> **Input for this task**:
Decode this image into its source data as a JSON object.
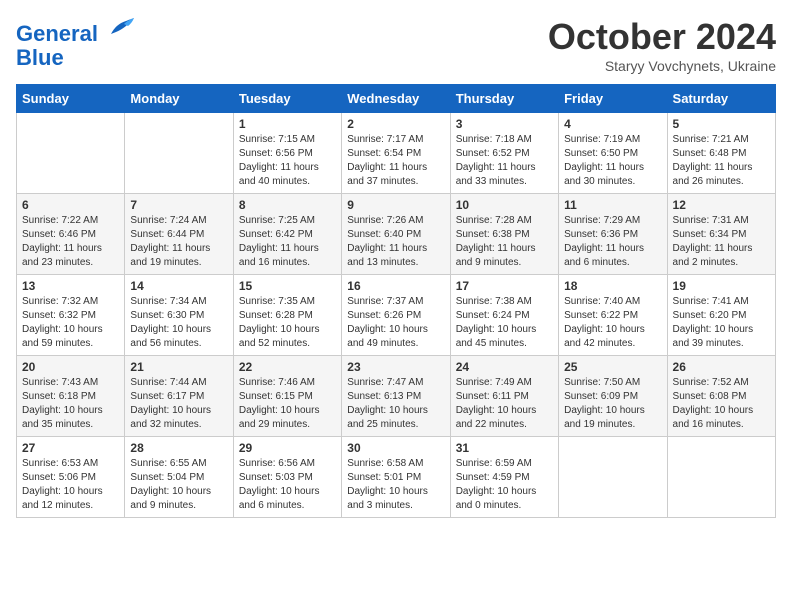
{
  "header": {
    "logo_line1": "General",
    "logo_line2": "Blue",
    "month": "October 2024",
    "location": "Staryy Vovchynets, Ukraine"
  },
  "days_of_week": [
    "Sunday",
    "Monday",
    "Tuesday",
    "Wednesday",
    "Thursday",
    "Friday",
    "Saturday"
  ],
  "weeks": [
    [
      {
        "day": "",
        "info": ""
      },
      {
        "day": "",
        "info": ""
      },
      {
        "day": "1",
        "info": "Sunrise: 7:15 AM\nSunset: 6:56 PM\nDaylight: 11 hours and 40 minutes."
      },
      {
        "day": "2",
        "info": "Sunrise: 7:17 AM\nSunset: 6:54 PM\nDaylight: 11 hours and 37 minutes."
      },
      {
        "day": "3",
        "info": "Sunrise: 7:18 AM\nSunset: 6:52 PM\nDaylight: 11 hours and 33 minutes."
      },
      {
        "day": "4",
        "info": "Sunrise: 7:19 AM\nSunset: 6:50 PM\nDaylight: 11 hours and 30 minutes."
      },
      {
        "day": "5",
        "info": "Sunrise: 7:21 AM\nSunset: 6:48 PM\nDaylight: 11 hours and 26 minutes."
      }
    ],
    [
      {
        "day": "6",
        "info": "Sunrise: 7:22 AM\nSunset: 6:46 PM\nDaylight: 11 hours and 23 minutes."
      },
      {
        "day": "7",
        "info": "Sunrise: 7:24 AM\nSunset: 6:44 PM\nDaylight: 11 hours and 19 minutes."
      },
      {
        "day": "8",
        "info": "Sunrise: 7:25 AM\nSunset: 6:42 PM\nDaylight: 11 hours and 16 minutes."
      },
      {
        "day": "9",
        "info": "Sunrise: 7:26 AM\nSunset: 6:40 PM\nDaylight: 11 hours and 13 minutes."
      },
      {
        "day": "10",
        "info": "Sunrise: 7:28 AM\nSunset: 6:38 PM\nDaylight: 11 hours and 9 minutes."
      },
      {
        "day": "11",
        "info": "Sunrise: 7:29 AM\nSunset: 6:36 PM\nDaylight: 11 hours and 6 minutes."
      },
      {
        "day": "12",
        "info": "Sunrise: 7:31 AM\nSunset: 6:34 PM\nDaylight: 11 hours and 2 minutes."
      }
    ],
    [
      {
        "day": "13",
        "info": "Sunrise: 7:32 AM\nSunset: 6:32 PM\nDaylight: 10 hours and 59 minutes."
      },
      {
        "day": "14",
        "info": "Sunrise: 7:34 AM\nSunset: 6:30 PM\nDaylight: 10 hours and 56 minutes."
      },
      {
        "day": "15",
        "info": "Sunrise: 7:35 AM\nSunset: 6:28 PM\nDaylight: 10 hours and 52 minutes."
      },
      {
        "day": "16",
        "info": "Sunrise: 7:37 AM\nSunset: 6:26 PM\nDaylight: 10 hours and 49 minutes."
      },
      {
        "day": "17",
        "info": "Sunrise: 7:38 AM\nSunset: 6:24 PM\nDaylight: 10 hours and 45 minutes."
      },
      {
        "day": "18",
        "info": "Sunrise: 7:40 AM\nSunset: 6:22 PM\nDaylight: 10 hours and 42 minutes."
      },
      {
        "day": "19",
        "info": "Sunrise: 7:41 AM\nSunset: 6:20 PM\nDaylight: 10 hours and 39 minutes."
      }
    ],
    [
      {
        "day": "20",
        "info": "Sunrise: 7:43 AM\nSunset: 6:18 PM\nDaylight: 10 hours and 35 minutes."
      },
      {
        "day": "21",
        "info": "Sunrise: 7:44 AM\nSunset: 6:17 PM\nDaylight: 10 hours and 32 minutes."
      },
      {
        "day": "22",
        "info": "Sunrise: 7:46 AM\nSunset: 6:15 PM\nDaylight: 10 hours and 29 minutes."
      },
      {
        "day": "23",
        "info": "Sunrise: 7:47 AM\nSunset: 6:13 PM\nDaylight: 10 hours and 25 minutes."
      },
      {
        "day": "24",
        "info": "Sunrise: 7:49 AM\nSunset: 6:11 PM\nDaylight: 10 hours and 22 minutes."
      },
      {
        "day": "25",
        "info": "Sunrise: 7:50 AM\nSunset: 6:09 PM\nDaylight: 10 hours and 19 minutes."
      },
      {
        "day": "26",
        "info": "Sunrise: 7:52 AM\nSunset: 6:08 PM\nDaylight: 10 hours and 16 minutes."
      }
    ],
    [
      {
        "day": "27",
        "info": "Sunrise: 6:53 AM\nSunset: 5:06 PM\nDaylight: 10 hours and 12 minutes."
      },
      {
        "day": "28",
        "info": "Sunrise: 6:55 AM\nSunset: 5:04 PM\nDaylight: 10 hours and 9 minutes."
      },
      {
        "day": "29",
        "info": "Sunrise: 6:56 AM\nSunset: 5:03 PM\nDaylight: 10 hours and 6 minutes."
      },
      {
        "day": "30",
        "info": "Sunrise: 6:58 AM\nSunset: 5:01 PM\nDaylight: 10 hours and 3 minutes."
      },
      {
        "day": "31",
        "info": "Sunrise: 6:59 AM\nSunset: 4:59 PM\nDaylight: 10 hours and 0 minutes."
      },
      {
        "day": "",
        "info": ""
      },
      {
        "day": "",
        "info": ""
      }
    ]
  ]
}
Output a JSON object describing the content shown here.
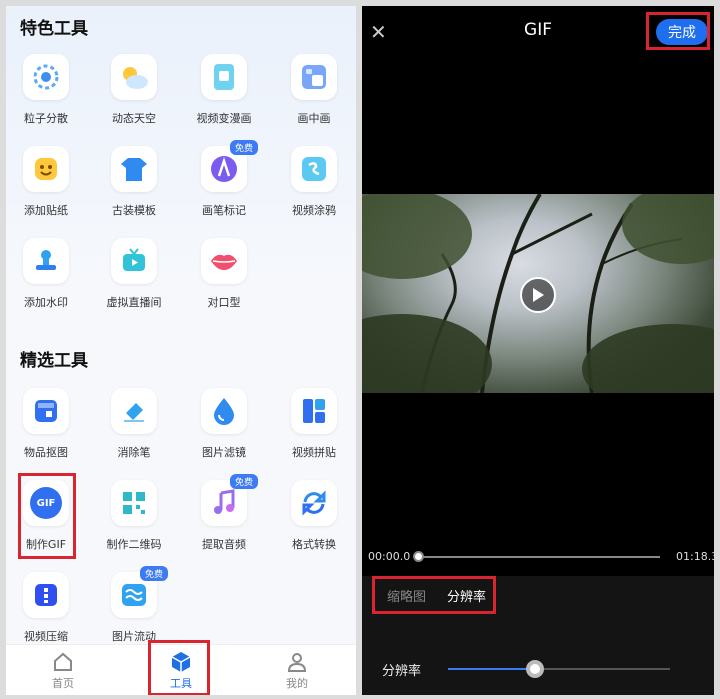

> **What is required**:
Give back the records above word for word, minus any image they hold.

> **Expected answer**:
Decode this image into its source data as a JSON object.
{
  "header": {
    "logo_line1": "General",
    "logo_line2": "Blue",
    "month": "October 2024",
    "location": "Staryy Vovchynets, Ukraine"
  },
  "days_of_week": [
    "Sunday",
    "Monday",
    "Tuesday",
    "Wednesday",
    "Thursday",
    "Friday",
    "Saturday"
  ],
  "weeks": [
    [
      {
        "day": "",
        "info": ""
      },
      {
        "day": "",
        "info": ""
      },
      {
        "day": "1",
        "info": "Sunrise: 7:15 AM\nSunset: 6:56 PM\nDaylight: 11 hours and 40 minutes."
      },
      {
        "day": "2",
        "info": "Sunrise: 7:17 AM\nSunset: 6:54 PM\nDaylight: 11 hours and 37 minutes."
      },
      {
        "day": "3",
        "info": "Sunrise: 7:18 AM\nSunset: 6:52 PM\nDaylight: 11 hours and 33 minutes."
      },
      {
        "day": "4",
        "info": "Sunrise: 7:19 AM\nSunset: 6:50 PM\nDaylight: 11 hours and 30 minutes."
      },
      {
        "day": "5",
        "info": "Sunrise: 7:21 AM\nSunset: 6:48 PM\nDaylight: 11 hours and 26 minutes."
      }
    ],
    [
      {
        "day": "6",
        "info": "Sunrise: 7:22 AM\nSunset: 6:46 PM\nDaylight: 11 hours and 23 minutes."
      },
      {
        "day": "7",
        "info": "Sunrise: 7:24 AM\nSunset: 6:44 PM\nDaylight: 11 hours and 19 minutes."
      },
      {
        "day": "8",
        "info": "Sunrise: 7:25 AM\nSunset: 6:42 PM\nDaylight: 11 hours and 16 minutes."
      },
      {
        "day": "9",
        "info": "Sunrise: 7:26 AM\nSunset: 6:40 PM\nDaylight: 11 hours and 13 minutes."
      },
      {
        "day": "10",
        "info": "Sunrise: 7:28 AM\nSunset: 6:38 PM\nDaylight: 11 hours and 9 minutes."
      },
      {
        "day": "11",
        "info": "Sunrise: 7:29 AM\nSunset: 6:36 PM\nDaylight: 11 hours and 6 minutes."
      },
      {
        "day": "12",
        "info": "Sunrise: 7:31 AM\nSunset: 6:34 PM\nDaylight: 11 hours and 2 minutes."
      }
    ],
    [
      {
        "day": "13",
        "info": "Sunrise: 7:32 AM\nSunset: 6:32 PM\nDaylight: 10 hours and 59 minutes."
      },
      {
        "day": "14",
        "info": "Sunrise: 7:34 AM\nSunset: 6:30 PM\nDaylight: 10 hours and 56 minutes."
      },
      {
        "day": "15",
        "info": "Sunrise: 7:35 AM\nSunset: 6:28 PM\nDaylight: 10 hours and 52 minutes."
      },
      {
        "day": "16",
        "info": "Sunrise: 7:37 AM\nSunset: 6:26 PM\nDaylight: 10 hours and 49 minutes."
      },
      {
        "day": "17",
        "info": "Sunrise: 7:38 AM\nSunset: 6:24 PM\nDaylight: 10 hours and 45 minutes."
      },
      {
        "day": "18",
        "info": "Sunrise: 7:40 AM\nSunset: 6:22 PM\nDaylight: 10 hours and 42 minutes."
      },
      {
        "day": "19",
        "info": "Sunrise: 7:41 AM\nSunset: 6:20 PM\nDaylight: 10 hours and 39 minutes."
      }
    ],
    [
      {
        "day": "20",
        "info": "Sunrise: 7:43 AM\nSunset: 6:18 PM\nDaylight: 10 hours and 35 minutes."
      },
      {
        "day": "21",
        "info": "Sunrise: 7:44 AM\nSunset: 6:17 PM\nDaylight: 10 hours and 32 minutes."
      },
      {
        "day": "22",
        "info": "Sunrise: 7:46 AM\nSunset: 6:15 PM\nDaylight: 10 hours and 29 minutes."
      },
      {
        "day": "23",
        "info": "Sunrise: 7:47 AM\nSunset: 6:13 PM\nDaylight: 10 hours and 25 minutes."
      },
      {
        "day": "24",
        "info": "Sunrise: 7:49 AM\nSunset: 6:11 PM\nDaylight: 10 hours and 22 minutes."
      },
      {
        "day": "25",
        "info": "Sunrise: 7:50 AM\nSunset: 6:09 PM\nDaylight: 10 hours and 19 minutes."
      },
      {
        "day": "26",
        "info": "Sunrise: 7:52 AM\nSunset: 6:08 PM\nDaylight: 10 hours and 16 minutes."
      }
    ],
    [
      {
        "day": "27",
        "info": "Sunrise: 6:53 AM\nSunset: 5:06 PM\nDaylight: 10 hours and 12 minutes."
      },
      {
        "day": "28",
        "info": "Sunrise: 6:55 AM\nSunset: 5:04 PM\nDaylight: 10 hours and 9 minutes."
      },
      {
        "day": "29",
        "info": "Sunrise: 6:56 AM\nSunset: 5:03 PM\nDaylight: 10 hours and 6 minutes."
      },
      {
        "day": "30",
        "info": "Sunrise: 6:58 AM\nSunset: 5:01 PM\nDaylight: 10 hours and 3 minutes."
      },
      {
        "day": "31",
        "info": "Sunrise: 6:59 AM\nSunset: 4:59 PM\nDaylight: 10 hours and 0 minutes."
      },
      {
        "day": "",
        "info": ""
      },
      {
        "day": "",
        "info": ""
      }
    ]
  ]
}
Output a JSON object describing the content shown here.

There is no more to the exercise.